Fetters and headsmen were the coarse instruments that tyranny formerly employed; but the civilization of our age has perfected depotism itself, though it seemed to have nothing to learn. Monarchs had, so to speak, materialized oppression; the democratic republics of the present day have rendered it as entirely an affair of the mind as the will which it is intended to coerce. Under the absolute sway of one man the body was attacked in order to subdue the soul; but the soul escaped the blows which were directed against it and rose proudly superior. Such is not the course adopted by tyranny in democratic republics; there the body is left free, and the soul is enslaved. The master no longer says: "You shall think as I do or you shall die;" but he says: "You are free to think differently from me and to retain your life, your property, and all that you possess; but you are henceforth a stranger among your people. You may retain you civil rights, but they will be useless to you, for you will never be chosen by your fellow citizens if you solicit their votes; and they will affect to scorn you if you ask for their esteem. You will remain among men, but you will be deprived of the rights of mankind. Your fellow creatures will shun you like an impure being; and even those who believe in your innocence will abandon you, lest they should be shunned in their turn. Go in peace! I have given you your life, but it is an existence worse than death." (Democracy in America, "Unlimited Power of the Majority in the United States, and Its Consequences")

Tocqueville later admitted in the same article that this tendency of democratic tyranny was only "slightly perceptible" in America as yet, but that it was already a bad influence. Nineteenth-century Americans scoffed at Tocqueville's warning, but now it's a warning that is coming true. Anyone, especially, who is a supporter of traditional morality or the Catholic Church, is now subject in this country to vicious attack by the media.

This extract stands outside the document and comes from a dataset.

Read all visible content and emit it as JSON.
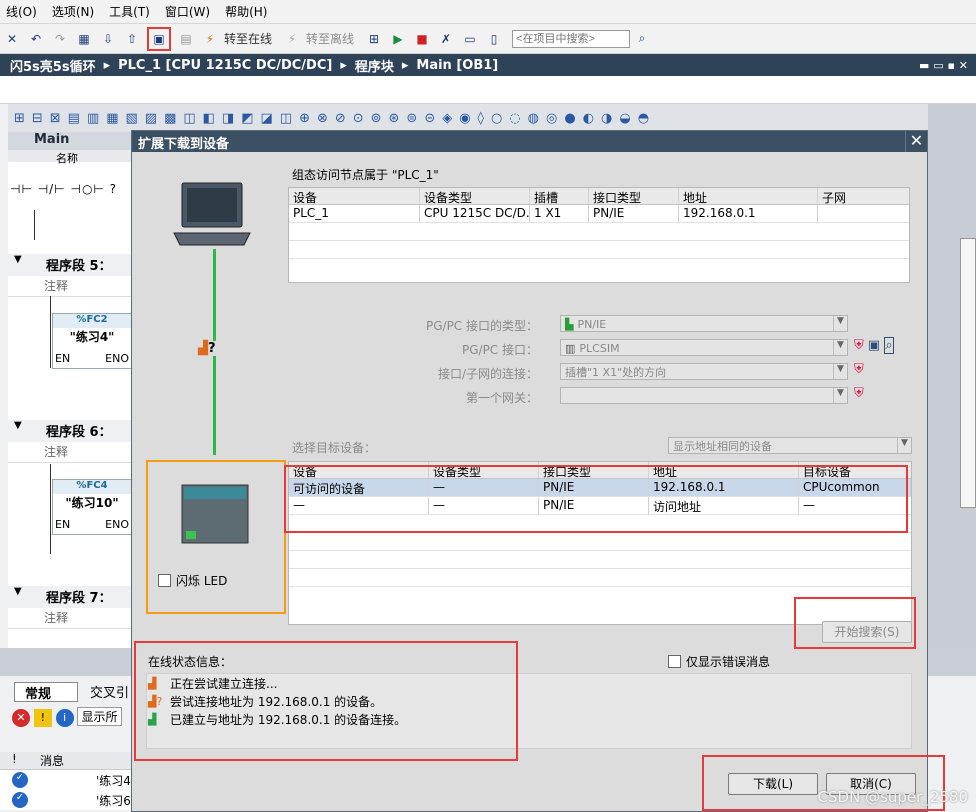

Tocqueville knew that any form of government, democracy or monarchy, cannot long survive if it is not moral. Liberty is America's claim to fame; but when America begins attacking morality, it is only destroying its most precious possession. For true liberty can never exist without morality.